The Guatemalan market may not seem like much of a prize. It’s a small country where half the population lives in extreme poverty, meaning many Guatemalans traditionally can’t afford beer. “Guatemala has one of the lowest per capita beer consumption rates in the world outside of Muslim countries,” says Emma Peterson, a Latin American analyst at Euromonitor International. Instead they drink cheap rum or aguardiente, a moonshine-like beverage whose name means “burning water.”

For Ambev, this means growth opportunities. Its price slashing has already triggered a beer-drinking explosion in Guatemala. In the past three years, annual sales have risen 42 percent to $664 million in 2013, according to Euromonitor. Eventually, Ambev hopes to extract $1 billion in annual earnings before income taxes, depreciation, and amortization from Central America and the Caribbean.
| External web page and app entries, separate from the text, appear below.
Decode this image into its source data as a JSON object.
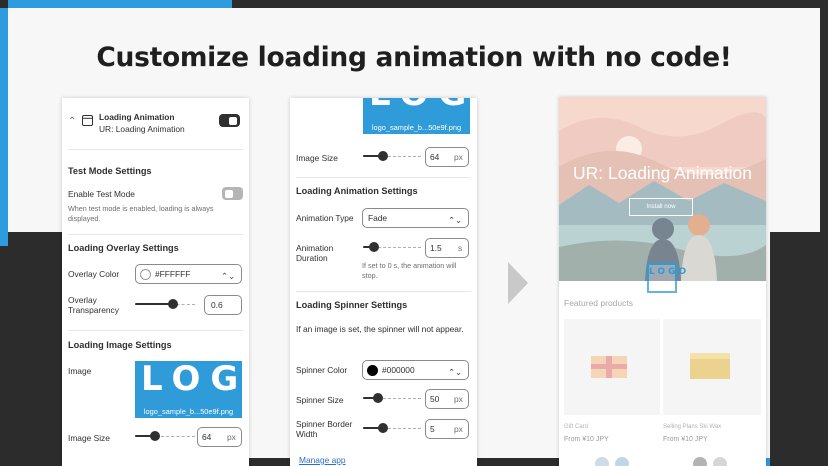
{
  "headline": "Customize loading animation with no code!",
  "left_panel": {
    "app_title": "Loading Animation",
    "app_subtitle": "UR: Loading Animation",
    "test_mode_heading": "Test Mode Settings",
    "enable_test_mode_label": "Enable Test Mode",
    "enable_test_mode_help": "When test mode is enabled, loading is always displayed.",
    "overlay_heading": "Loading Overlay Settings",
    "overlay_color_label": "Overlay Color",
    "overlay_color_value": "#FFFFFF",
    "overlay_transparency_label": "Overlay Transparency",
    "overlay_transparency_value": "0.6",
    "overlay_transparency_fraction": 0.6,
    "image_heading": "Loading Image Settings",
    "image_label": "Image",
    "image_logo_letters": "LOGO",
    "image_filename": "logo_sample_b...50e9f.png",
    "image_size_label": "Image Size",
    "image_size_value": "64",
    "image_size_unit": "px"
  },
  "middle_panel": {
    "image_logo_letters": "LOGO",
    "image_filename": "logo_sample_b...50e9f.png",
    "image_size_label": "Image Size",
    "image_size_value": "64",
    "image_size_unit": "px",
    "animation_heading": "Loading Animation Settings",
    "animation_type_label": "Animation Type",
    "animation_type_value": "Fade",
    "animation_duration_label": "Animation Duration",
    "animation_duration_value": "1.5",
    "animation_duration_unit": "s",
    "animation_duration_help": "If set to 0 s, the animation will stop.",
    "spinner_heading": "Loading Spinner Settings",
    "spinner_note": "If an image is set, the spinner will not appear.",
    "spinner_color_label": "Spinner Color",
    "spinner_color_value": "#000000",
    "spinner_size_label": "Spinner Size",
    "spinner_size_value": "50",
    "spinner_size_unit": "px",
    "spinner_border_label": "Spinner Border Width",
    "spinner_border_value": "5",
    "spinner_border_unit": "px",
    "manage_app_link": "Manage app"
  },
  "storefront": {
    "hero_title": "UR: Loading Animation",
    "hero_button": "Install now",
    "logo_letters": "LOGO",
    "featured_heading": "Featured products",
    "products": [
      {
        "name": "Gift Card",
        "price": "From ¥10 JPY"
      },
      {
        "name": "Selling Plans Ski Wax",
        "price": "From ¥10 JPY"
      }
    ]
  },
  "colors": {
    "accent_blue": "#2d9be0",
    "frame_dark": "#2c2c2c",
    "overlay_white": "#FFFFFF",
    "spinner_black": "#000000"
  }
}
Guatemala is also strategically important to Ambev because it’s next to Mexico, where AB InBev controls Grupo Modelo, the maker of Corona. In 2012 the company announced its plan to swallow the portion of Grupo Modelo it didn’t already own. It boasted in an investors’ presentation that Mexico was the fourth most profitable beer market after the U.S., Brazil, and Japan. The last thing AB InBev needs is for Central American Brewery to sully its Mexican triumph by pumping more Gallo into Mexico.

But Ambev may not be able to achieve its dreams in the region without persuading the Castillo family to part with their empire. Ambev rules the Dominican Republic after purchasing a majority stake in the country’s largest brewery for $1.24 billion in 2012. But it hasn’t gotten very far in Nicaragua or El Salvador. And in Guatemala, even with the deep discounting, Ambev has only a 20 percent market share, according to Euromonitor. Almost everything else is in the hands of the stubborn Castillos. To hear Ambev tell it, the family has a distinct advantage as the local hero. “When it comes to the law and the government,” says Jean Jereissati, who oversees Central America and the Caribbean for Ambev, “we are the underdog here.”

The Castillos trace their lineage back to Bernal Díaz del Castillo, a Spanish conquistador who settled in Guatemala. The family became a force there when brothers Rafael and Mariano Castillo founded Central American Brewery in 1886. They traveled to Germany to buy beermaking equipment and hire a brewmaster. The return trip was worthy of a Werner Herzog movie: There was no road back from the Atlantic coast to Guatemala City, so they transported their fermentation tanks by steamship on the Motagua River and constructed their brewery on the city’s outskirts.

Matéria completa: http://www.businessweek.com/articles...rewing-dynasty